Carol Cowan-Crawford

Literature Reviews

What is a Literature Review?
The literature review is a critical look at the existing research that is significant to the work that you are carrying out. This overview identifies prominent research trends in addition to assessing the overall strengths and weaknesses of the existing research.

Purpose of the Literature Review

  • To provide background information about a research topic.
  • To establish the importance of a topic.
  • To demonstrate familiarity with a topic/problem.
  • To “carve out a space” for further work and allow you to position yourself in a scholarly conversation.

Characteristics of an effective literature review
In addition to fulfilling the purposes outlined above, an effective literature review provides a critical overview of existing research by

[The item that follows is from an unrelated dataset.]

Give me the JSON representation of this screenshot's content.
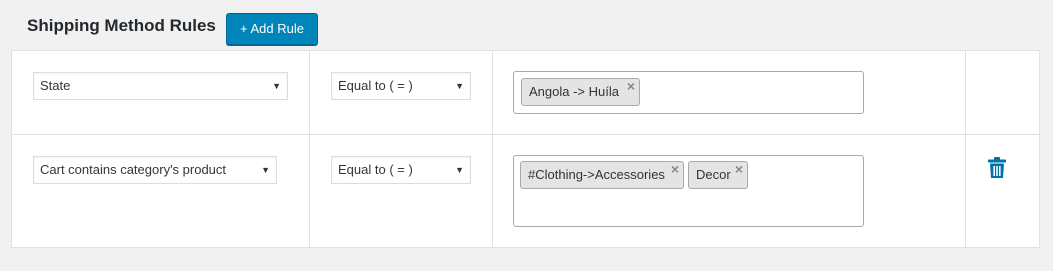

  • Outlining important research trends.
  • Assessing strengths and weaknesses (of individual studies as well the existing research as a whole).
  • Identifying potential gaps in knowledge.
  • Establishing a need for current and/or future research projects.

Steps of the Literature Review Process

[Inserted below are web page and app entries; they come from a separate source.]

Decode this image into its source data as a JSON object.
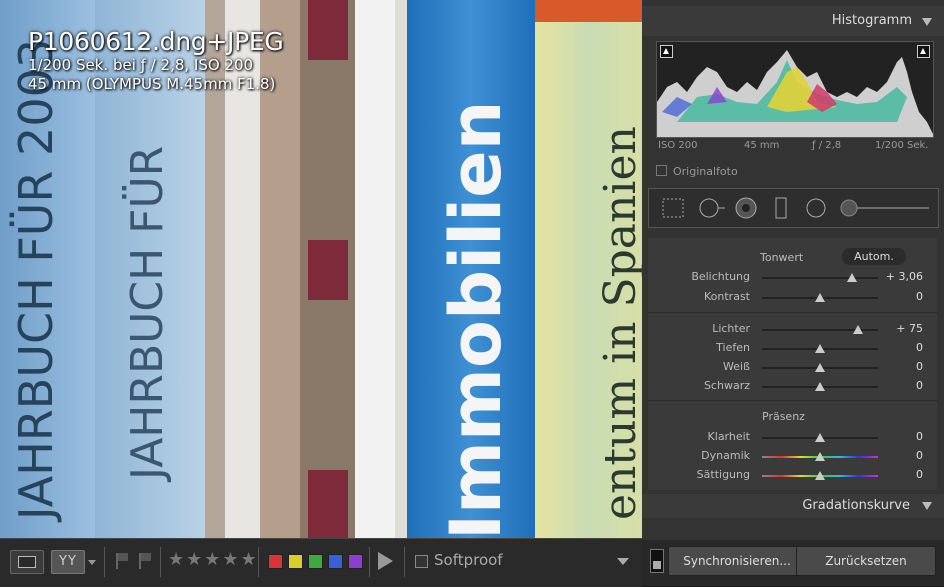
{
  "overlay": {
    "filename": "P1060612.dng+JPEG",
    "exposure_line": "1/200 Sek. bei ƒ / 2,8, ISO 200",
    "lens_line": "45 mm (OLYMPUS M.45mm F1.8)"
  },
  "photo": {
    "spine1_text": "JAHRBUCH FÜR 2003",
    "spine2_text": "JAHRBUCH FÜR",
    "spine3_text": "Immobilien",
    "spine4_text": "entum in Spanien"
  },
  "histogram": {
    "title": "Histogramm",
    "iso": "ISO 200",
    "focal": "45 mm",
    "aperture": "ƒ / 2,8",
    "shutter": "1/200 Sek.",
    "original_label": "Originalfoto"
  },
  "basic": {
    "tonwert_label": "Tonwert",
    "auto_label": "Autom.",
    "presence_label": "Präsenz",
    "sliders": [
      {
        "label": "Belichtung",
        "value": "+ 3,06",
        "level": 0.78
      },
      {
        "label": "Kontrast",
        "value": "0",
        "level": 0.5
      },
      {
        "label": "Lichter",
        "value": "+ 75",
        "level": 0.83
      },
      {
        "label": "Tiefen",
        "value": "0",
        "level": 0.5
      },
      {
        "label": "Weiß",
        "value": "0",
        "level": 0.5
      },
      {
        "label": "Schwarz",
        "value": "0",
        "level": 0.5
      },
      {
        "label": "Klarheit",
        "value": "0",
        "level": 0.5
      },
      {
        "label": "Dynamik",
        "value": "0",
        "level": 0.5
      },
      {
        "label": "Sättigung",
        "value": "0",
        "level": 0.5
      }
    ]
  },
  "curve": {
    "title": "Gradationskurve"
  },
  "toolbar": {
    "yy_label": "YY",
    "stars": "★★★★★",
    "softproof_label": "Softproof",
    "color_labels": [
      "#d9343a",
      "#d8cf2a",
      "#3daa3d",
      "#3c5fd9",
      "#8a3fd0"
    ]
  },
  "buttons": {
    "sync_label": "Synchronisieren...",
    "reset_label": "Zurücksetzen"
  }
}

1) Planning: identify the focus, type, scope and discipline of the review you intend to write.
2) Reading and Research: collect and read current research on your topic. Select only those sources that are most relevant to your project.
3) Analyzing: summarize, synthesize, critique, and compare your sources in order to assess the field of research as a whole.
4) Drafting: develop a thesis or claim to make about the existing research and decide how to organize your material.
5) Revising: revise and finalize the structural, stylistic, and grammatical issues of your paper.

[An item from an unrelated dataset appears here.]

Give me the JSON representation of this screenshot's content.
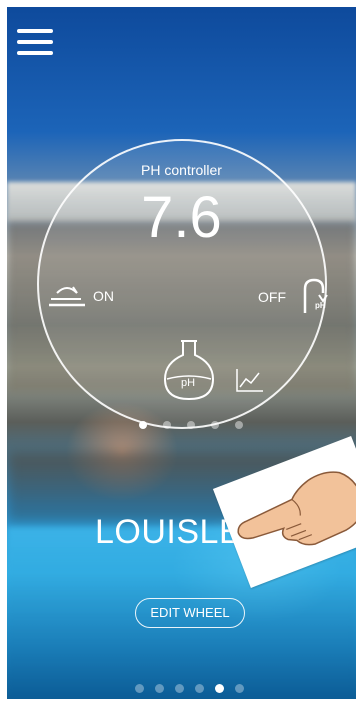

This process is not always a linear process; depending on the size and scope of your literature review, you may find yourself returning to some of these steps repeatedly as you continue to focus your project.


These steps adapted from the full workshop offered by the Graduate Writing Center at Penn State. 

Literature Review Format


  • Provide an overview of the topic, theme, or issue.
  • Identify your specific area of focus.
  • Describe your methodology and rationale. How did you decide which sources to include and which to exclude? Why? How is your review organized?
  • Briefly discuss the overall trends in the published scholarship in this area.
  •  Establish your reason for writing the review.


  •  Find the best organizational method for your review.
  •  Summarize sources by providing the most relevant information.
  •  Respectfully and objectively critique and evaluate the studies.
  •  Use direct quotations sparingly and only if appropriate.


  •  Summarize the major findings of the sources that you reviewed, remembering to keep the focus on your topic.
  •  Evaluate the current state of scholarship in this area (ex. flaws or gaps in the research, inconsistencies in findings) 
  •  Identify any areas for further research.
  •  Conclude by making a connection between your topic and some larger area of study such as the discipline.